While there certainly is a lot of leeway in the world of social media marketing for different techniques and platforms, it seems like what you don’t do is as important as what you do.
Making mistakes on social media can cost you followers and engagement, and ultimately, sales. I often am asked to do assessments on client’s social media profiles, and it’s surprising how often I see different people making exactly the same mistakes.
Here are some things you should avoid while doing your social media marketing:
Consistency is the key. I’ve said this a million times, but it bears repeating: the main key to social media success is consistency. That means showing up on whatever platform you choose to participate in (ideally the same one where your audience/clients are) regularly. Every day. And generating content for it. And engaging with others on it.
Talking about yourself all the time. Have you ever been on a date with someone where all they did was talk about themselves? How boring! You’d never go out a second time with someone like that, and the same rule applies to social media. I get that your business is important to you, and you want to tell people about your sales and your daily specials. But really, who cares?? You need to bring value to your audience, not just try to sell them stuff all the time, or brag about how awesome you are. Repurpose your content for each platform so that it smoothly fits in with the native content there.
Automation. If you are auto-posting from one platform to another to save time, I have news for you! While yes, it may save you time, this is a terrible practice. It makes you look lazy or uniformed, and I’m not sure which one is worse. Stop autoposting. It’s my mission in life… I should say that there is a difference between scheduling tweets or FB posts to go out during the day. This is a much more acceptable practice, as long as you are also still monitoring your feeds for feedback and responses.
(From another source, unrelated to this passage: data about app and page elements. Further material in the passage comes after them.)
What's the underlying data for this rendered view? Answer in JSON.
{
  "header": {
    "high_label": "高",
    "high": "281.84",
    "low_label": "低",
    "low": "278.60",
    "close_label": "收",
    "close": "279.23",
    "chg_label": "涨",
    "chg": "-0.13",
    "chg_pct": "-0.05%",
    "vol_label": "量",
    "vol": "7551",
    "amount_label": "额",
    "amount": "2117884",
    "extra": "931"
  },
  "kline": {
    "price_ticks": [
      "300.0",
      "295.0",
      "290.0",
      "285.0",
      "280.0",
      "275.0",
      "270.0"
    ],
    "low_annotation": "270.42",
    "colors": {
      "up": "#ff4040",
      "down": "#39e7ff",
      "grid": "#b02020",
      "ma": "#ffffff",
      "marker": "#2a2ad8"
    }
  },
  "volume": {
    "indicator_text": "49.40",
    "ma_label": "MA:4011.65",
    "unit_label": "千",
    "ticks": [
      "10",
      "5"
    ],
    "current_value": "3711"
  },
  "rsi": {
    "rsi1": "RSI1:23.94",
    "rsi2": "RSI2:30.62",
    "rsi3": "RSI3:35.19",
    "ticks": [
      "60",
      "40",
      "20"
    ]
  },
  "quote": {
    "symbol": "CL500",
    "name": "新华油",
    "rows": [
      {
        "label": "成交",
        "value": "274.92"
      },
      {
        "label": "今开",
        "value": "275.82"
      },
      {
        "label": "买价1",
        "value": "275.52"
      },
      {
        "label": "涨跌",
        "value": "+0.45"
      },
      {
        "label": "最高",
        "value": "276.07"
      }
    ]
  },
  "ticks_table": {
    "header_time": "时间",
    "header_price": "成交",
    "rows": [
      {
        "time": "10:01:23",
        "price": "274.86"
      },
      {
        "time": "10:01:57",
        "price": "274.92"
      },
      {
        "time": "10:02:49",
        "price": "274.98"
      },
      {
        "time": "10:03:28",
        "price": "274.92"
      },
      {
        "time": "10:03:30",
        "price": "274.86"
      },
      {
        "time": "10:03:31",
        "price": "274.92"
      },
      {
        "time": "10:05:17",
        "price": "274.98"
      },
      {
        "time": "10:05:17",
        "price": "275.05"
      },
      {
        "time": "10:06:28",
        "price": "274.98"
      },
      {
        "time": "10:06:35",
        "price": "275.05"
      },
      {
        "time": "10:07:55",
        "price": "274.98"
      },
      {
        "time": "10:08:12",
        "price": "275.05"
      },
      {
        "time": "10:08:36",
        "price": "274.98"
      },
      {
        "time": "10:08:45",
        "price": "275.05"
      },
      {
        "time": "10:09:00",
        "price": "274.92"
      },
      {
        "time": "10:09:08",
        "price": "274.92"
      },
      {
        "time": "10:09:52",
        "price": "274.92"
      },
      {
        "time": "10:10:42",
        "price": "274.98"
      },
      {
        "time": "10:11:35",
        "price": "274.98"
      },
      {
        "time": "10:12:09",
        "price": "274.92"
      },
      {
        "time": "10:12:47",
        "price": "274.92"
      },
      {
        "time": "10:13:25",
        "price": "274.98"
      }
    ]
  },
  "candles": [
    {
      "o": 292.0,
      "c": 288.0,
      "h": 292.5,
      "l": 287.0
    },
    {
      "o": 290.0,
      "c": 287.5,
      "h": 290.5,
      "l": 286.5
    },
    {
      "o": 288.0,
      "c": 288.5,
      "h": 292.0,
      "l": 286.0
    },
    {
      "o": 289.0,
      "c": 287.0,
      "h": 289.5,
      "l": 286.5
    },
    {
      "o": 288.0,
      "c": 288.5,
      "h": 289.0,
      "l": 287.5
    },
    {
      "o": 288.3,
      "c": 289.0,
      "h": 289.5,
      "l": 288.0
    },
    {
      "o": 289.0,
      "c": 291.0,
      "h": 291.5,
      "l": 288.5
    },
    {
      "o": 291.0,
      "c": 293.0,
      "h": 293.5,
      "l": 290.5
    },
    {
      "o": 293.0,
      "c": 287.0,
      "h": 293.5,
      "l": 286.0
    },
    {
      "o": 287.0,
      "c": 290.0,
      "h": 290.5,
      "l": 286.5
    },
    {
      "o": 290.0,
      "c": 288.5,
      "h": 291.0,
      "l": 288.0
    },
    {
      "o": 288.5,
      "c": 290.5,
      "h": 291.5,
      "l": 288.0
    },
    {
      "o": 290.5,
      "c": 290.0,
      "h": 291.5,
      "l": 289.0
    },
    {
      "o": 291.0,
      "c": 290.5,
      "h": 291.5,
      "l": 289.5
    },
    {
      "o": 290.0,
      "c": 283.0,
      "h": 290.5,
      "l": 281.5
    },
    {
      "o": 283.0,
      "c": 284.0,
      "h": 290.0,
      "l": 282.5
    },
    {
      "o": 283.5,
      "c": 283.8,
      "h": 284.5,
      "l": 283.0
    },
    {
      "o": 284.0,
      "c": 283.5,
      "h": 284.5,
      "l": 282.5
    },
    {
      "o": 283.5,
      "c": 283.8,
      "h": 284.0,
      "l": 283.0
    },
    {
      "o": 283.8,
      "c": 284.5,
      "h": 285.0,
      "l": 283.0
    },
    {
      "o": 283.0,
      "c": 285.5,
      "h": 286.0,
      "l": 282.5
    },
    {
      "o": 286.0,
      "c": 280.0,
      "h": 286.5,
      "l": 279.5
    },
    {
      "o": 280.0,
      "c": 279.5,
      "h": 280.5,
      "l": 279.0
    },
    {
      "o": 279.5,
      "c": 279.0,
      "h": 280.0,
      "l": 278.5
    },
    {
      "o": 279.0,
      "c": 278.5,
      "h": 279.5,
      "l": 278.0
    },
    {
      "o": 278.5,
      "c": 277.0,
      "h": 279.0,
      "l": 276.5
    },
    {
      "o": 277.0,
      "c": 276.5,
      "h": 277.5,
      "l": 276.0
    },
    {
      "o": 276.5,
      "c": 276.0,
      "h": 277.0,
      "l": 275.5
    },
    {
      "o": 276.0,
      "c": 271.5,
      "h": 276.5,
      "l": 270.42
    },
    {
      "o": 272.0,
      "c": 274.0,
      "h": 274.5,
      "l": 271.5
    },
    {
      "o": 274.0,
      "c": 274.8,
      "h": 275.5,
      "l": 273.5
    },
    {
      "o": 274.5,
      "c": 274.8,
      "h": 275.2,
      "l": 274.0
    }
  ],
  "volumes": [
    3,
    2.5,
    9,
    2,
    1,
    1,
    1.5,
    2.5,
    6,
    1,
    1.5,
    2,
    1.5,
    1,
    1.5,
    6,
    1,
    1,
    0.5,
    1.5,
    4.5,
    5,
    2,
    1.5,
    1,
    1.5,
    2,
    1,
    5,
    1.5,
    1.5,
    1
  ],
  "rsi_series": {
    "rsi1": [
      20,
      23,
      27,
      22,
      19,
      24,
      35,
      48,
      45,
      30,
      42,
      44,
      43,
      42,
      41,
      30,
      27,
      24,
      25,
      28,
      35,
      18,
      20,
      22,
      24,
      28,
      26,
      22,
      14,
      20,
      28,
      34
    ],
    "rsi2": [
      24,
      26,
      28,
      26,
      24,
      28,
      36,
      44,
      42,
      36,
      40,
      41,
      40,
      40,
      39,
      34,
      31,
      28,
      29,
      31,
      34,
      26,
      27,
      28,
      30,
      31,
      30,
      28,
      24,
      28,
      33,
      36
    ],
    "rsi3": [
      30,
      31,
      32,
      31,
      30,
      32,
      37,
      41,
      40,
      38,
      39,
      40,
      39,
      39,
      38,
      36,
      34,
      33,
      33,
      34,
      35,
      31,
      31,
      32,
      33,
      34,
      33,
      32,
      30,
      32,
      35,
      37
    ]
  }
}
Being oblivious to what’s happening in the world. A couple years back, when the Boston Marathon was bombed, and more recently during the Paris attacks, I stopped all my scheduled tweets from going out. I turned them off. Truthfully, Twitter doesn’t need to see my tweets about social media tools or marketing in that moment. They need the airwaves for basic news and safety. Worse yet, there are many examples of businesses that scheduled tweets and then a disaster happened at their own event. Check out this post about a RadioHead concert epic Twitter fail that happened a couple years back in Toronto. This is scheduling and automation gone really, really wrong.
Not being human. People buy from people, not corporations or robots. So be personable. Talk people up. Strike up conversations. Make jokes. Humans buy from other humans, so prove you’re human.
Verbal diarrhea. There are many twitter accounts that just spew whatever thought is currently in their heads. If you’re a person, that’s on you (although don’t expect me to follow you), but if you’re a business, that’s not okay. Your tweets need to be on brand. Sure, they can be funny or relatable or whatever, just make sure they are on topic and on brand and add value to the conversation.
Not learning from analytics. Stats have a lot to teach you–regularly make time to check them out and see what you’re doing right, what you’re doing wrong, and learn from both.
Now, here’s today’s infographic: 15 Ways to Fail at Social Media Marketing.
Infographic courtesy of Inklyo.